Sonya: What are the tour plans for The Strand?

Dave: We are going to start by planning a simple Southwest Tour some time in early 2001. Our live show is somewhat elaborate, and there are seven members, so that makes touring slightly tricky. Each of our shows has a different theme and costumes to go along with the theme, including a short 3 or 4 minute video that rolls before we go onstage. We try not to take ourselves too seriously, so some of our costumes can be a little bit excessive (grinning about our lastest endevour which remains secret until next month).

Sonya: Tell me what you do for fun in Tempe, Arizona!

Dave: Aside from going dancing and to movies, I've been introduced lately to a new fad that is going aroundS I think they call it "reading". Apparently scientists are using the latest technology to infuse "words" onto small white pages which are bound together by some unseen force. People tell me that if I read the words from left to right, progressing down the page, that the "words" will form a story. Unfortunately I haven't been successful yet and I have only managed to cut my fingers on the paper trying.

Sonya: What is the gothic/industrial scene like in Arizona?

Dave: It's a lot different from Chicago or Milwaukee; here we seem to be part of a huge, incestuous family. There's a lot of comeradery and it seems to be mainly based on a passion for the music rather than style or status. I tend to feel at home when I'm out at the clubs and around friends. The scene out here is also very dedicated and you see a lot of the same faces going out several nights a week to keep the clubs open.

Sonya: How do the members of The Strand support themselves?

Dave: We've got some technical people, some salesmen, club promoters and DJs and some students. I fall into the technical people category and I'm currently a Audio Visual Technician which means I plug stuff in and turn things on. - Sonya Brown


In the Trench (full length) 2001
Diatom (full length) 2005
RMX01 (remixes by nationals) 2005


Feeling a bit camera shy


Pounding electronic beats and riff driven synth lines dominated with vocals by Dave Strand and Kimberly Brown make up industrial Arizona based band The Strand. Since their inception in 2000, The Strand has produced three full length CDs, and received massive acclaim from promoters, journalists, DJs and fans across the globe. Thanks to that momentum, The Strand has secured distribution through Hot Topic and Tower Records nationally. The Strand gets airplay in numerous clubs worldwide and has appeared in a variety of magazines, websites, and movies. Featured on four nationally distributed compilations, The Strand has launched from being a small home-based production into the ears and eyes of industrial fans across the globe. The Strand has supported several national acts, and performed on the main stage at Convergence 11 2005, as well as the Dark Arts Festival in Salt Lake City 2004.

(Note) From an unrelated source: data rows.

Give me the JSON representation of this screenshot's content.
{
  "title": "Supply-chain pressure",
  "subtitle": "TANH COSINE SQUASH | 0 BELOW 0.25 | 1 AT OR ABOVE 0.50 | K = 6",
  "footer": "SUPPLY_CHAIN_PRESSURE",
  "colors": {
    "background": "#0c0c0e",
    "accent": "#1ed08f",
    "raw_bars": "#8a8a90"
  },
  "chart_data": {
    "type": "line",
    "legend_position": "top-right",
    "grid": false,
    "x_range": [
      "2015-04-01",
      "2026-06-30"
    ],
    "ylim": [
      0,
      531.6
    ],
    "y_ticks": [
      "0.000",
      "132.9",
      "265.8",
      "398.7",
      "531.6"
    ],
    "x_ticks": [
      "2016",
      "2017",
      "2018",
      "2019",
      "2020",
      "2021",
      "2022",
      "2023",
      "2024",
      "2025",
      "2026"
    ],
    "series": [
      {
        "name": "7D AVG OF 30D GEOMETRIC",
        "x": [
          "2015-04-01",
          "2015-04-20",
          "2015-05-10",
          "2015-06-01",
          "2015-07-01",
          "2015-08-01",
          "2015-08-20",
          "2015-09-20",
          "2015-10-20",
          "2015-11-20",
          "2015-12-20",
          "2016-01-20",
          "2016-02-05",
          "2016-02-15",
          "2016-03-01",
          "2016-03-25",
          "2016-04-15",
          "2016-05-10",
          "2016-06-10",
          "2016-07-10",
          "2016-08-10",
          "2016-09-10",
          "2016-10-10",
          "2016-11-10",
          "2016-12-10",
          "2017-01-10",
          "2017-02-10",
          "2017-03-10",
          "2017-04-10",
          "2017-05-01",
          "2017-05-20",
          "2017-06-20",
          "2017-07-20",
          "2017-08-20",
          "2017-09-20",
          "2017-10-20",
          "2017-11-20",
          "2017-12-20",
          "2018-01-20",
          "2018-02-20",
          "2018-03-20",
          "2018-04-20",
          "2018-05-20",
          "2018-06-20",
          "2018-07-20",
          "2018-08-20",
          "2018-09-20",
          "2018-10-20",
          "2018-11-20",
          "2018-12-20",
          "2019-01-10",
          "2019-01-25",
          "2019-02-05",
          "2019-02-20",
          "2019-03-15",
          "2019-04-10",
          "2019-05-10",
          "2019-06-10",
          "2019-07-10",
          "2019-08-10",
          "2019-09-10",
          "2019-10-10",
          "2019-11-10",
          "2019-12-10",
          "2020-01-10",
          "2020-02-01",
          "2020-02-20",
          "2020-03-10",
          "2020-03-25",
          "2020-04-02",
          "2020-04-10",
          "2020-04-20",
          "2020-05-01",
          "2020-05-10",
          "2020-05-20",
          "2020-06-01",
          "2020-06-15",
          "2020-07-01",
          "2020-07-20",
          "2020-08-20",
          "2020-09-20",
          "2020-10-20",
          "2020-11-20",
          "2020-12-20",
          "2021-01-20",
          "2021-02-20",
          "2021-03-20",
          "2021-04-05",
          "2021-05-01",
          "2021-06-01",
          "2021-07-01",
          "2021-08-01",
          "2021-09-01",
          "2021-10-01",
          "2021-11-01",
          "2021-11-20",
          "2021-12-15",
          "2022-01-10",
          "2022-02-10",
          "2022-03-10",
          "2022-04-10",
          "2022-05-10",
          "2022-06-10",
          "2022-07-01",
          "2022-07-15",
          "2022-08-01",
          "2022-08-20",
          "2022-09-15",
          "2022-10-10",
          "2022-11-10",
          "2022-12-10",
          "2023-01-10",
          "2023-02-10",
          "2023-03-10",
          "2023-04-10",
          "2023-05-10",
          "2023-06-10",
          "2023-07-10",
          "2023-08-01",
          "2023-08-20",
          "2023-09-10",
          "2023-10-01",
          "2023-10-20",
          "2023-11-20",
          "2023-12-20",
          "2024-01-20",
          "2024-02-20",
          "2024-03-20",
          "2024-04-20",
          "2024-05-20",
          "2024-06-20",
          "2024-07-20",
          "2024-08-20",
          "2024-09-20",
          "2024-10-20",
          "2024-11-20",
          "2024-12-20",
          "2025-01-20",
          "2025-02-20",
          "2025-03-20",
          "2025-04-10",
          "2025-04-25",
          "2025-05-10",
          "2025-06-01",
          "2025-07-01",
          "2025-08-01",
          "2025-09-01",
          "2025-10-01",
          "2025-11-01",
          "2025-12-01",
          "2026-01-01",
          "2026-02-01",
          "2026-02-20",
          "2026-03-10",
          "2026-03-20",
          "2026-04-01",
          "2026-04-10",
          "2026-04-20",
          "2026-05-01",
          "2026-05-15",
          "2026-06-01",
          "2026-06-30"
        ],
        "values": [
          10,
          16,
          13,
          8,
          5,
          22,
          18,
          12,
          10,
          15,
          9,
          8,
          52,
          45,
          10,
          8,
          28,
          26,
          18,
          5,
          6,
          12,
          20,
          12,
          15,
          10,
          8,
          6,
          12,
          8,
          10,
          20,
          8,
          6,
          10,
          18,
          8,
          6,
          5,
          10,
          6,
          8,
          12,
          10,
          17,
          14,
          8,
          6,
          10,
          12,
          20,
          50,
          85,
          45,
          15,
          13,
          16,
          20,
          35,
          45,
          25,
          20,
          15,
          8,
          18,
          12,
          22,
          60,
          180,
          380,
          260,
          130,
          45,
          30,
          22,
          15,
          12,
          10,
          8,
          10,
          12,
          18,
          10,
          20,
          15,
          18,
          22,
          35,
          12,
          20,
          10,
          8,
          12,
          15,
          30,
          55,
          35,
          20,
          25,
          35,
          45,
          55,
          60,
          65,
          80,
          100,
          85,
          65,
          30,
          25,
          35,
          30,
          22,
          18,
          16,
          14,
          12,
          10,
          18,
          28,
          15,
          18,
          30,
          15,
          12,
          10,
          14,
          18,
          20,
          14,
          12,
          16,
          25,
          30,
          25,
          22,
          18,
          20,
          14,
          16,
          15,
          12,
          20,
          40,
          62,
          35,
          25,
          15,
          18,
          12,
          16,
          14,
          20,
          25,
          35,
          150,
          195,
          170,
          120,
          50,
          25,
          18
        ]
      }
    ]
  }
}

The Strand does not take the conventional techno approach when bringing the music to a live scenario. Instead, a majority of the music is performed live with a drummer, four keyboardists and two vocalists. If you have not seen a live performance by The Strand, it is really something to consider checking out. Currently The Strand is booking shows and hard at work on their next CD release, slated for late 2006.